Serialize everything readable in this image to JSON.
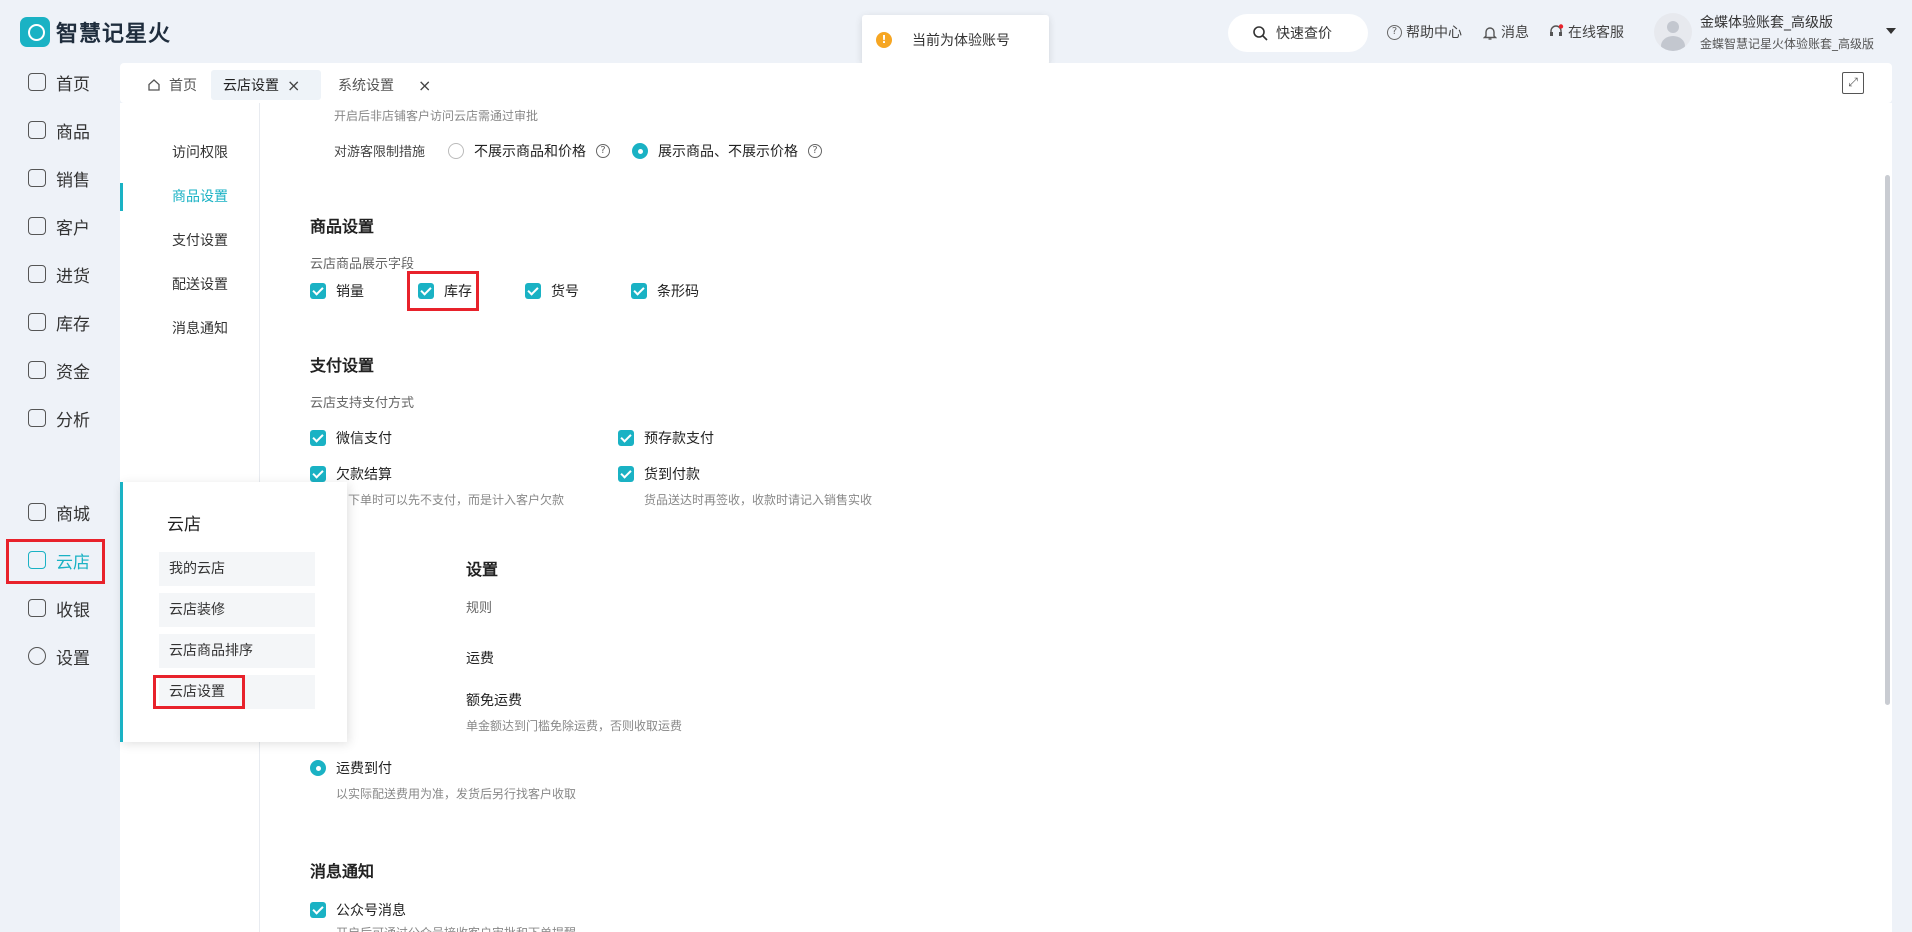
{
  "app": {
    "logo_text": "智慧记星火"
  },
  "toast": {
    "text": "当前为体验账号"
  },
  "header": {
    "search_label": "快速查价",
    "help_label": "帮助中心",
    "messages_label": "消息",
    "online_service_label": "在线客服",
    "user_name": "金蝶体验账套_高级版",
    "user_subtitle": "金蝶智慧记星火体验账套_高级版"
  },
  "leftnav": {
    "items": [
      {
        "label": "首页",
        "icon": "home-icon"
      },
      {
        "label": "商品",
        "icon": "bag-icon"
      },
      {
        "label": "销售",
        "icon": "clipboard-icon"
      },
      {
        "label": "客户",
        "icon": "user-icon"
      },
      {
        "label": "进货",
        "icon": "book-icon"
      },
      {
        "label": "库存",
        "icon": "warehouse-icon"
      },
      {
        "label": "资金",
        "icon": "wallet-icon"
      },
      {
        "label": "分析",
        "icon": "chart-icon"
      },
      {
        "label": "商城",
        "icon": "mall-icon"
      },
      {
        "label": "云店",
        "icon": "store-icon",
        "active": true
      },
      {
        "label": "收银",
        "icon": "cashier-icon"
      },
      {
        "label": "设置",
        "icon": "gear-icon"
      }
    ]
  },
  "tabs": [
    {
      "label": "首页"
    },
    {
      "label": "云店设置",
      "active": true
    },
    {
      "label": "系统设置"
    }
  ],
  "subnav": [
    "访问权限",
    "商品设置",
    "支付设置",
    "配送设置",
    "消息通知"
  ],
  "access": {
    "hint_top": "开启后非店铺客户访问云店需通过审批",
    "guest_label": "对游客限制措施",
    "option_hide": "不展示商品和价格",
    "option_show": "展示商品、不展示价格"
  },
  "goods": {
    "title": "商品设置",
    "fields_label": "云店商品展示字段",
    "fields": [
      "销量",
      "库存",
      "货号",
      "条形码"
    ]
  },
  "payment": {
    "title": "支付设置",
    "methods_label": "云店支持支付方式",
    "wechat": "微信支付",
    "prepaid": "预存款支付",
    "credit": "欠款结算",
    "credit_hint": "户下单时可以先不支付，而是计入客户欠款",
    "cod": "货到付款",
    "cod_hint": "货品送达时再签收，收款时请记入销售实收"
  },
  "delivery": {
    "title_fragment": "设置",
    "rule_fragment": "规则",
    "free_fragment": "运费",
    "threshold_fragment": "额免运费",
    "threshold_hint": "单金额达到门槛免除运费，否则收取运费",
    "collect": "运费到付",
    "collect_hint": "以实际配送费用为准，发货后另行找客户收取"
  },
  "notice": {
    "title": "消息通知",
    "official_account": "公众号消息",
    "official_hint": "开启后可通过公众号接收客户审批和下单提醒"
  },
  "flyout": {
    "title": "云店",
    "items": [
      "我的云店",
      "云店装修",
      "云店商品排序",
      "云店设置"
    ]
  }
}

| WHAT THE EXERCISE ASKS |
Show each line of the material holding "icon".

| EXERCISE RESPONSE |
        "icon": "home-icon"
        "icon": "bag-icon"
        "icon": "clipboard-icon"
        "icon": "user-icon"
        "icon": "book-icon"
        "icon": "warehouse-icon"
        "icon": "wallet-icon"
        "icon": "chart-icon"
        "icon": "mall-icon"
        "icon": "store-icon",
        "icon": "cashier-icon"
        "icon": "gear-icon"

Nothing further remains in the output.